U.S. pharmaceutical companies Moderna and Merck say a clinical trial for an experimental Moderna mRNA vaccine used in combination with the Merck cancer therapy drug Keytruda reduced the chance of recurrence or death from melanoma by nearly 50%.
“As we continue to follow participants in the KEYNOTE-942/mRNA-4157-P201 study, we are excited to see such a robust clinical benefit with mRNA-4157 (V940) as adjuvant treatment in combination with Keytruda in people with resected high-risk melanoma,” Kyle Holen, MD, Moderna senior vice president and head of Development, Therapeutics and Oncology, said in a press release. “These data add another positive analysis to the multiple endpoints and subgroups previously assessed in this study. Importantly for this technology, the KEYNOTE-942/mRNA-4157-P201 study was the first demonstration of efficacy for an investigational mRNA cancer treatment in a randomized clinical trial and the first combination therapy to show a significant benefit over Keytruda alone in adjuvant melanoma. We look forward to sharing these data with people impacted by this disease and the broader scientific community.”

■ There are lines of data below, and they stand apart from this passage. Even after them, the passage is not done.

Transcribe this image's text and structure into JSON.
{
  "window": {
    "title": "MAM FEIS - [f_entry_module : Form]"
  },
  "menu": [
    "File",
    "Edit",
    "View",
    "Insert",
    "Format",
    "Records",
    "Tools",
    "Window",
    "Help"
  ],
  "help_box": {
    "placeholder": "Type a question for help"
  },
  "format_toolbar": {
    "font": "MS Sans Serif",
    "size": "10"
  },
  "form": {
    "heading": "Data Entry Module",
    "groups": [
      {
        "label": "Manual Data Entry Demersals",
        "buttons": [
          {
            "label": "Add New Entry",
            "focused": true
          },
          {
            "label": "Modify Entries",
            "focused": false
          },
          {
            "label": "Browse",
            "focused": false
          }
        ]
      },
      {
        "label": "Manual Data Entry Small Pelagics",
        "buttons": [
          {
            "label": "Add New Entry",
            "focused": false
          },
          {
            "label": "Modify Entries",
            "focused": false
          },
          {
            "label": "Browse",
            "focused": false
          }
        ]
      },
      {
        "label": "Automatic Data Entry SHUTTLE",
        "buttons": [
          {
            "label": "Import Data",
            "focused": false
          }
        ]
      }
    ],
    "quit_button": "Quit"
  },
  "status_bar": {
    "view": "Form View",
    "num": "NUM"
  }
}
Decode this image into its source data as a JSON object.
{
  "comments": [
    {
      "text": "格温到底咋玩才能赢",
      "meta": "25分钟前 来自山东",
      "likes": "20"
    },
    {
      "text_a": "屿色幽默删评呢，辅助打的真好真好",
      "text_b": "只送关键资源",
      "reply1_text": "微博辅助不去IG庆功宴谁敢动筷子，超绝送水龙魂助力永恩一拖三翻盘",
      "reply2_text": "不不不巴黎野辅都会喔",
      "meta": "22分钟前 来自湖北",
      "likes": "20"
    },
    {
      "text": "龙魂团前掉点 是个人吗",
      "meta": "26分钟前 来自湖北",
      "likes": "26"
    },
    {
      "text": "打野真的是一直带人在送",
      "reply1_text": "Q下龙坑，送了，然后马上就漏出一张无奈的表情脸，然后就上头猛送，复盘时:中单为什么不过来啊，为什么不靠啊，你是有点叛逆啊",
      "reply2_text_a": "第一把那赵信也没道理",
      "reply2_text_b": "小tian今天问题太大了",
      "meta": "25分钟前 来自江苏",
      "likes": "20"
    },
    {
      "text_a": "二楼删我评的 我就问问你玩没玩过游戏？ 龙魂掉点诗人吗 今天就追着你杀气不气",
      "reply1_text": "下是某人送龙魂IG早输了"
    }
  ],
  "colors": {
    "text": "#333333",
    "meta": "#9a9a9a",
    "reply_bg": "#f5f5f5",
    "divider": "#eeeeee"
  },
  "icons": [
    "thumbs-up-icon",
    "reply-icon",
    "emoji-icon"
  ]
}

In a release from Moderna in December, the company said the trial included 157 patients with high-risk stage III/IV melanoma. Following complete surgical resection of the melanoma, the patients received a combination of either the vaccine and Keytruda — or Keytruda alone — over the course of one year.
After approximately three years, researchers found that patients who received the drugs in combination showed a 49% reduction in the risk of recurrence of the cancer or death, compared to the use of Keytruda alone.
Patients who received the combination also saw a 62% reduction in the chances of the cancer spreading elsewhere in the body.
The Moderna vaccine’s mRNA technology — just as with the company’s COVID vaccine — is designed to train the immune system to recognize and attack specific mutations in cancer cells.
Merck’s Keytruda drug is an immunotherapy that also works in the body’s immune system by increasing its ability to help detect and fight tumor cells.
As a result of the trial, Merck reports, the U.S. Food and Drug Administration has granted Breakthrough Therapy designation for the drug combination, a process designed to expedite the development of the treatment.
Europe’s drug regulator, the European Medicines agency, has granted the treatment a similar designation.
The U.S. Centers for Disease Control and Prevention reports skin cancer is the most common form of cancer in the United States, and melanoma is it most serious form.
The CDC reports that in 2020, the most recent year for which figures are available, 77,230 new cases of melanoma were reported, and 8,214 people died of the cancer.